──────── Supplied data

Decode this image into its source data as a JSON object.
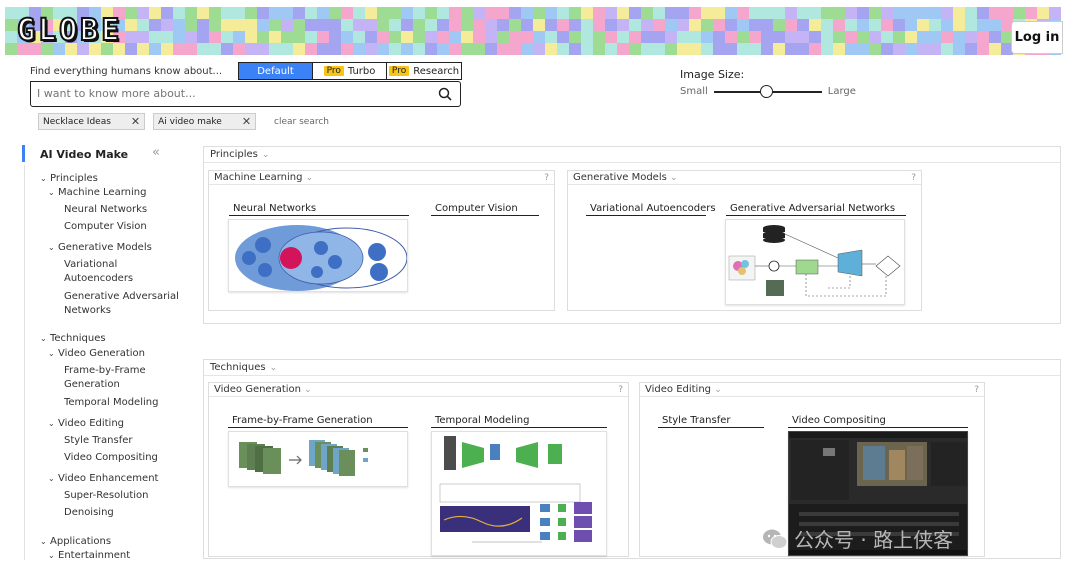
{
  "header": {
    "logo": "GLOBE",
    "login_label": "Log in",
    "palette": [
      "#a5a4f0",
      "#9edc94",
      "#f5a6cc",
      "#b0e8e0",
      "#f5ec9a",
      "#c4b4f5",
      "#a0c8f5"
    ]
  },
  "search": {
    "label": "Find everything humans know about...",
    "modes": [
      {
        "label": "Default",
        "active": true
      },
      {
        "label": "Turbo",
        "badge": "Pro"
      },
      {
        "label": "Research",
        "badge": "Pro"
      }
    ],
    "placeholder": "I want to know more about...",
    "chips": [
      "Necklace Ideas",
      "Ai video make"
    ],
    "clear_label": "clear search"
  },
  "image_size": {
    "label": "Image Size:",
    "small_label": "Small",
    "large_label": "Large",
    "level": 0.48
  },
  "sidebar": {
    "title": "AI Video Make",
    "items": [
      {
        "label": "Principles",
        "level": 0,
        "expanded": true
      },
      {
        "label": "Machine Learning",
        "level": 1,
        "expanded": true
      },
      {
        "label": "Neural Networks",
        "level": 2
      },
      {
        "label": "Computer Vision",
        "level": 2
      },
      {
        "label": "Generative Models",
        "level": 1,
        "expanded": true
      },
      {
        "label": "Variational Autoencoders",
        "level": 2
      },
      {
        "label": "Generative Adversarial Networks",
        "level": 2
      },
      {
        "label": "Techniques",
        "level": 0,
        "expanded": true
      },
      {
        "label": "Video Generation",
        "level": 1,
        "expanded": true
      },
      {
        "label": "Frame-by-Frame Generation",
        "level": 2
      },
      {
        "label": "Temporal Modeling",
        "level": 2
      },
      {
        "label": "Video Editing",
        "level": 1,
        "expanded": true
      },
      {
        "label": "Style Transfer",
        "level": 2
      },
      {
        "label": "Video Compositing",
        "level": 2
      },
      {
        "label": "Video Enhancement",
        "level": 1,
        "expanded": true
      },
      {
        "label": "Super-Resolution",
        "level": 2
      },
      {
        "label": "Denoising",
        "level": 2
      },
      {
        "label": "Applications",
        "level": 0,
        "expanded": true
      },
      {
        "label": "Entertainment",
        "level": 1,
        "expanded": true
      }
    ]
  },
  "main": {
    "principles": {
      "title": "Principles",
      "groups": [
        {
          "title": "Machine Learning",
          "help": "?",
          "cards": [
            "Neural Networks",
            "Computer Vision"
          ]
        },
        {
          "title": "Generative Models",
          "help": "?",
          "cards": [
            "Variational Autoencoders",
            "Generative Adversarial Networks"
          ]
        }
      ]
    },
    "techniques": {
      "title": "Techniques",
      "groups": [
        {
          "title": "Video Generation",
          "help": "?",
          "cards": [
            "Frame-by-Frame Generation",
            "Temporal Modeling"
          ]
        },
        {
          "title": "Video Editing",
          "help": "?",
          "cards": [
            "Style Transfer",
            "Video Compositing"
          ]
        }
      ]
    }
  },
  "watermark": "公众号 · 路上侠客"
}
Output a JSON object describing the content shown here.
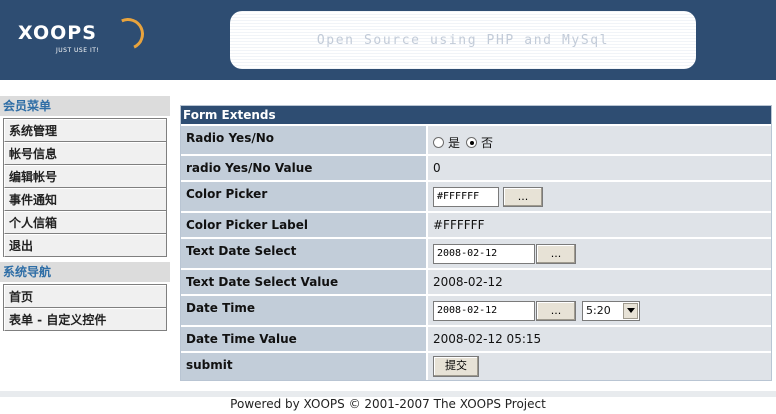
{
  "header": {
    "logo_text": "XOOPS",
    "logo_tagline": "JUST USE IT!",
    "slogan": "Open Source using PHP and MySql"
  },
  "sidebar": {
    "member_menu_title": "会员菜单",
    "member_items": [
      {
        "label": "系统管理"
      },
      {
        "label": "帐号信息"
      },
      {
        "label": "编辑帐号"
      },
      {
        "label": "事件通知"
      },
      {
        "label": "个人信箱"
      },
      {
        "label": "退出"
      }
    ],
    "nav_title": "系统导航",
    "nav_items": [
      {
        "label": "首页"
      },
      {
        "label": "表单 - 自定义控件"
      }
    ]
  },
  "form": {
    "title": "Form Extends",
    "rows": [
      {
        "label": "Radio Yes/No",
        "yes": "是",
        "no": "否",
        "selected": "no"
      },
      {
        "label": "radio Yes/No Value",
        "value": "0"
      },
      {
        "label": "Color Picker",
        "input_value": "#FFFFFF",
        "button": "..."
      },
      {
        "label": "Color Picker Label",
        "value": "#FFFFFF"
      },
      {
        "label": "Text Date Select",
        "input_value": "2008-02-12",
        "button": "..."
      },
      {
        "label": "Text Date Select Value",
        "value": "2008-02-12"
      },
      {
        "label": "Date Time",
        "input_value": "2008-02-12",
        "button": "...",
        "time_value": "5:20"
      },
      {
        "label": "Date Time Value",
        "value": "2008-02-12 05:15"
      },
      {
        "label": "submit",
        "button": "提交"
      }
    ]
  },
  "footer": {
    "prefix": "Powered by ",
    "brand": "XOOPS",
    "middle": " © 2001-2007 ",
    "project": "The XOOPS Project"
  }
}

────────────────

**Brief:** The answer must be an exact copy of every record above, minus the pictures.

**Answer box:**
Decode this image into its source data as a JSON object.
{
  "header": {
    "logo": "GLOBE",
    "login_label": "Log in",
    "palette": [
      "#a5a4f0",
      "#9edc94",
      "#f5a6cc",
      "#b0e8e0",
      "#f5ec9a",
      "#c4b4f5",
      "#a0c8f5"
    ]
  },
  "search": {
    "label": "Find everything humans know about...",
    "modes": [
      {
        "label": "Default",
        "active": true
      },
      {
        "label": "Turbo",
        "badge": "Pro"
      },
      {
        "label": "Research",
        "badge": "Pro"
      }
    ],
    "placeholder": "I want to know more about...",
    "chips": [
      "Necklace Ideas",
      "Ai video make"
    ],
    "clear_label": "clear search"
  },
  "image_size": {
    "label": "Image Size:",
    "small_label": "Small",
    "large_label": "Large",
    "level": 0.48
  },
  "sidebar": {
    "title": "AI Video Make",
    "items": [
      {
        "label": "Principles",
        "level": 0,
        "expanded": true
      },
      {
        "label": "Machine Learning",
        "level": 1,
        "expanded": true
      },
      {
        "label": "Neural Networks",
        "level": 2
      },
      {
        "label": "Computer Vision",
        "level": 2
      },
      {
        "label": "Generative Models",
        "level": 1,
        "expanded": true
      },
      {
        "label": "Variational Autoencoders",
        "level": 2
      },
      {
        "label": "Generative Adversarial Networks",
        "level": 2
      },
      {
        "label": "Techniques",
        "level": 0,
        "expanded": true
      },
      {
        "label": "Video Generation",
        "level": 1,
        "expanded": true
      },
      {
        "label": "Frame-by-Frame Generation",
        "level": 2
      },
      {
        "label": "Temporal Modeling",
        "level": 2
      },
      {
        "label": "Video Editing",
        "level": 1,
        "expanded": true
      },
      {
        "label": "Style Transfer",
        "level": 2
      },
      {
        "label": "Video Compositing",
        "level": 2
      },
      {
        "label": "Video Enhancement",
        "level": 1,
        "expanded": true
      },
      {
        "label": "Super-Resolution",
        "level": 2
      },
      {
        "label": "Denoising",
        "level": 2
      },
      {
        "label": "Applications",
        "level": 0,
        "expanded": true
      },
      {
        "label": "Entertainment",
        "level": 1,
        "expanded": true
      }
    ]
  },
  "main": {
    "principles": {
      "title": "Principles",
      "groups": [
        {
          "title": "Machine Learning",
          "help": "?",
          "cards": [
            "Neural Networks",
            "Computer Vision"
          ]
        },
        {
          "title": "Generative Models",
          "help": "?",
          "cards": [
            "Variational Autoencoders",
            "Generative Adversarial Networks"
          ]
        }
      ]
    },
    "techniques": {
      "title": "Techniques",
      "groups": [
        {
          "title": "Video Generation",
          "help": "?",
          "cards": [
            "Frame-by-Frame Generation",
            "Temporal Modeling"
          ]
        },
        {
          "title": "Video Editing",
          "help": "?",
          "cards": [
            "Style Transfer",
            "Video Compositing"
          ]
        }
      ]
    }
  },
  "watermark": "公众号 · 路上侠客"
}
Output a JSON object describing the content shown here.
{
  "header": {
    "logo_text": "XOOPS",
    "logo_tagline": "JUST USE IT!",
    "slogan": "Open Source using PHP and MySql"
  },
  "sidebar": {
    "member_menu_title": "会员菜单",
    "member_items": [
      {
        "label": "系统管理"
      },
      {
        "label": "帐号信息"
      },
      {
        "label": "编辑帐号"
      },
      {
        "label": "事件通知"
      },
      {
        "label": "个人信箱"
      },
      {
        "label": "退出"
      }
    ],
    "nav_title": "系统导航",
    "nav_items": [
      {
        "label": "首页"
      },
      {
        "label": "表单 - 自定义控件"
      }
    ]
  },
  "form": {
    "title": "Form Extends",
    "rows": [
      {
        "label": "Radio Yes/No",
        "yes": "是",
        "no": "否",
        "selected": "no"
      },
      {
        "label": "radio Yes/No Value",
        "value": "0"
      },
      {
        "label": "Color Picker",
        "input_value": "#FFFFFF",
        "button": "..."
      },
      {
        "label": "Color Picker Label",
        "value": "#FFFFFF"
      },
      {
        "label": "Text Date Select",
        "input_value": "2008-02-12",
        "button": "..."
      },
      {
        "label": "Text Date Select Value",
        "value": "2008-02-12"
      },
      {
        "label": "Date Time",
        "input_value": "2008-02-12",
        "button": "...",
        "time_value": "5:20"
      },
      {
        "label": "Date Time Value",
        "value": "2008-02-12 05:15"
      },
      {
        "label": "submit",
        "button": "提交"
      }
    ]
  },
  "footer": {
    "prefix": "Powered by ",
    "brand": "XOOPS",
    "middle": " © 2001-2007 ",
    "project": "The XOOPS Project"
  }
}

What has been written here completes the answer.